The likely emergence of significant political rivals among the Sunnis would cause the fundamentalist vigilantes to redouble their efforts to destabilize Iraq further.
On the other hand,that parliament had to postpone elections in Kirkuk is a very bad sign, as is the military and paramilitary conflict between Arabs and Kurds.
Kurds are reversing Saddam’s ethnic cleansing drive of earlier decades, returning and expelling Arabs. Not all Kurds going to such regions are returnees, and not all the Arabs being forced out are internal migrants.
Iraqi police and Kurdish paramilitary members seem to have had a shoot-out in Jalaula on Sunday that left a Kurdish politician dead.
In nearby Sa’adiya, a Kurdish mayor was wounded in a bombing.
McClatchy reports details of political violence in Iraq on Sunday:
– Around 8 a.m. a roadside bomb targeted an Iraqi army vehicle in Mansour neighborhood, killing one soldier and injuring two soldiers and a civilian.
– Around 1 p.m. American soldiers searched an empty house in Zayuna neighborhood and shot randomly, injuring two civilians in the area, Iraqi police said. U.S. military said they had no information about the incident.
– Around 5:30 p.m. a parked car bomb exploded in a busy market in Shurta Rabaa neighborhood, southwest Baghdad, killing 12 civilians and injuring 35 others.

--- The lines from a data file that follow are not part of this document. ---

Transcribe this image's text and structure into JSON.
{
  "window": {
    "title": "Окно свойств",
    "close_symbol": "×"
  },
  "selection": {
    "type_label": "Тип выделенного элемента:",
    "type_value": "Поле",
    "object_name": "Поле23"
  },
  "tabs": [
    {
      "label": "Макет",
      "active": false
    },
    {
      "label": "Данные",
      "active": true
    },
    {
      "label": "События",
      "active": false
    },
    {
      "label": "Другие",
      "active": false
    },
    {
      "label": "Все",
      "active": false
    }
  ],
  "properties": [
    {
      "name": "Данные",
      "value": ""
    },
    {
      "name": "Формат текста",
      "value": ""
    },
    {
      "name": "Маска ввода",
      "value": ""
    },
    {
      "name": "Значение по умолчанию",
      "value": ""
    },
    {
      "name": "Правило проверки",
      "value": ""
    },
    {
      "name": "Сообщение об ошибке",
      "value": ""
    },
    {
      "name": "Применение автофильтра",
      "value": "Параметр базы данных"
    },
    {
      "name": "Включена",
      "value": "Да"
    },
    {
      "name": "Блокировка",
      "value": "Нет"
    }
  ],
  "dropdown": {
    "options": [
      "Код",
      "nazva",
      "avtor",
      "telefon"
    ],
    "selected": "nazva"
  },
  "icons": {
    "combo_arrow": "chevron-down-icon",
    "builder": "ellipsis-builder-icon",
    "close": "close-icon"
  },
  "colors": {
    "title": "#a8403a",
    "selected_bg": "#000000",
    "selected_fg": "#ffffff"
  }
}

– Around 5:30 p.m. a bomb planted in a car exploded on a main road near Al Bayaa neighborhood, killing one and injuring one.

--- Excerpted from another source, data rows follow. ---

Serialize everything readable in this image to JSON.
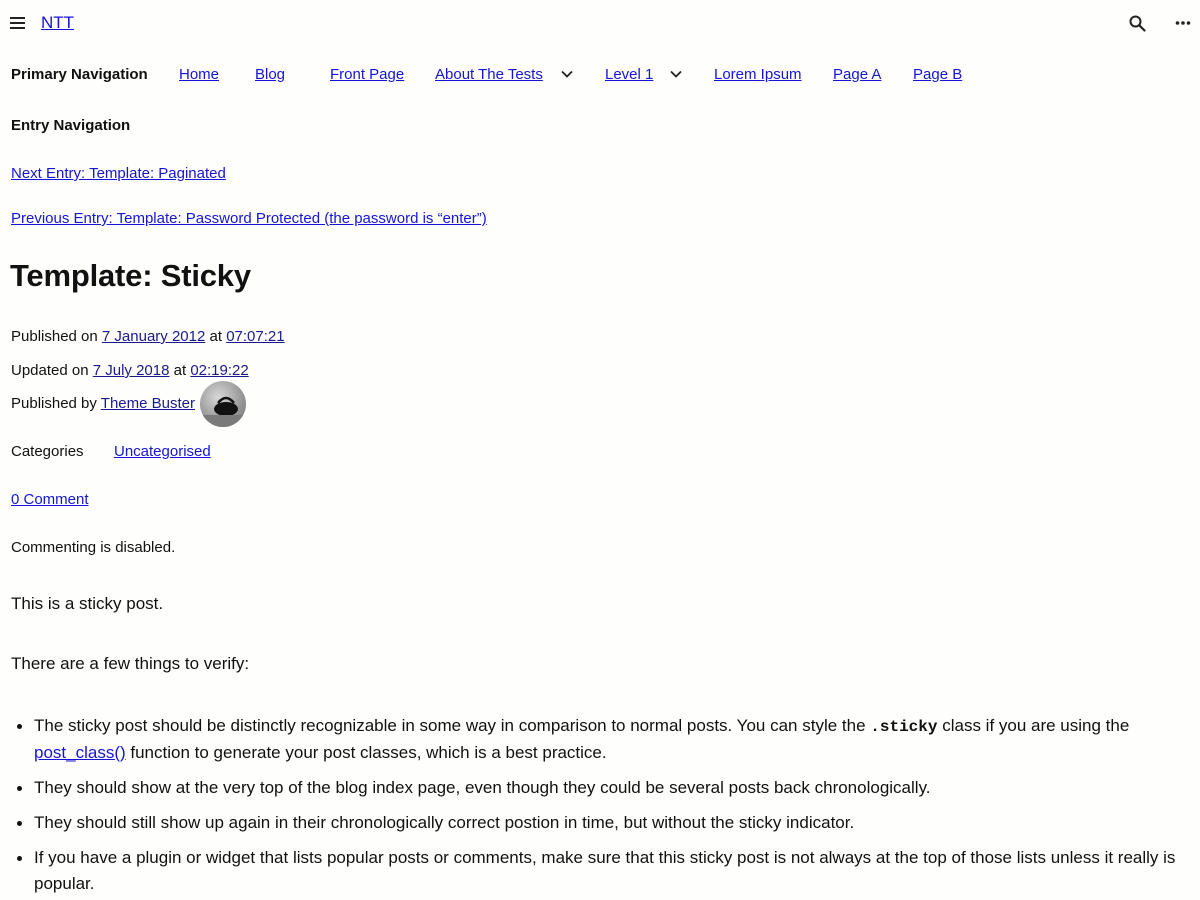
{
  "header": {
    "site_title": "NTT",
    "icons": [
      "menu-icon",
      "search-icon",
      "more-icon"
    ]
  },
  "primary_nav": {
    "heading": "Primary Navigation",
    "items": [
      {
        "label": "Home"
      },
      {
        "label": "Blog"
      },
      {
        "label": "Front Page"
      },
      {
        "label": "About The Tests",
        "has_submenu": true
      },
      {
        "label": "Level 1",
        "has_submenu": true
      },
      {
        "label": "Lorem Ipsum"
      },
      {
        "label": "Page A"
      },
      {
        "label": "Page B"
      }
    ]
  },
  "entry_nav": {
    "heading": "Entry Navigation",
    "next": "Next Entry: Template: Paginated",
    "previous": "Previous Entry: Template: Password Protected (the password is “enter”)"
  },
  "post": {
    "title": "Template: Sticky",
    "published": {
      "prefix": "Published on ",
      "date": "7 January 2012",
      "at": " at ",
      "time": "07:07:21"
    },
    "updated": {
      "prefix": "Updated on ",
      "date": "7 July 2018",
      "at": " at ",
      "time": "02:19:22"
    },
    "author": {
      "prefix": "Published by ",
      "name": "Theme Buster"
    },
    "categories_label": "Categories",
    "category": "Uncategorised",
    "comments_link": "0 Comment",
    "comment_status": "Commenting is disabled.",
    "paragraphs": [
      "This is a sticky post.",
      "There are a few things to verify:"
    ],
    "bullets": [
      {
        "part1": "The sticky post should be distinctly recognizable in some way in comparison to normal posts. You can style the ",
        "code": ".sticky",
        "part2": " class if you are using the ",
        "link": "post_class()",
        "part3": " function to generate your post classes, which is a best practice."
      },
      {
        "text": "They should show at the very top of the blog index page, even though they could be several posts back chronologically."
      },
      {
        "text": "They should still show up again in their chronologically correct postion in time, but without the sticky indicator."
      },
      {
        "text": "If you have a plugin or widget that lists popular posts or comments, make sure that this sticky post is not always at the top of those lists unless it really is popular."
      }
    ]
  },
  "colors": {
    "background": "#fefefc",
    "link": "#1515d6",
    "text": "#111111"
  }
}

– Around 7 p.m. a parked car bomb exploded in the busy market area of Karrada neighborhood in central Baghdad, followed by a roadside bomb that killed 19 civilians and injured 72 others.
– Police found two dead bodies throughout Baghdad, one near Al Rasheed Camp and one in Hurriyah.
– Around 9 a.m. a roadside bomb targeted Ahmed Samir Zargush, the mayor of Al Saidiyah town, about 50 miles east of Baquba. Zargush was injured along with three of his bodyguards and two civilians.
– Gunmen killed one citizen, a Christian, in Al Baladiyat neighborhood and in another incident gunmen killed a man and injured his brother in Mosul.’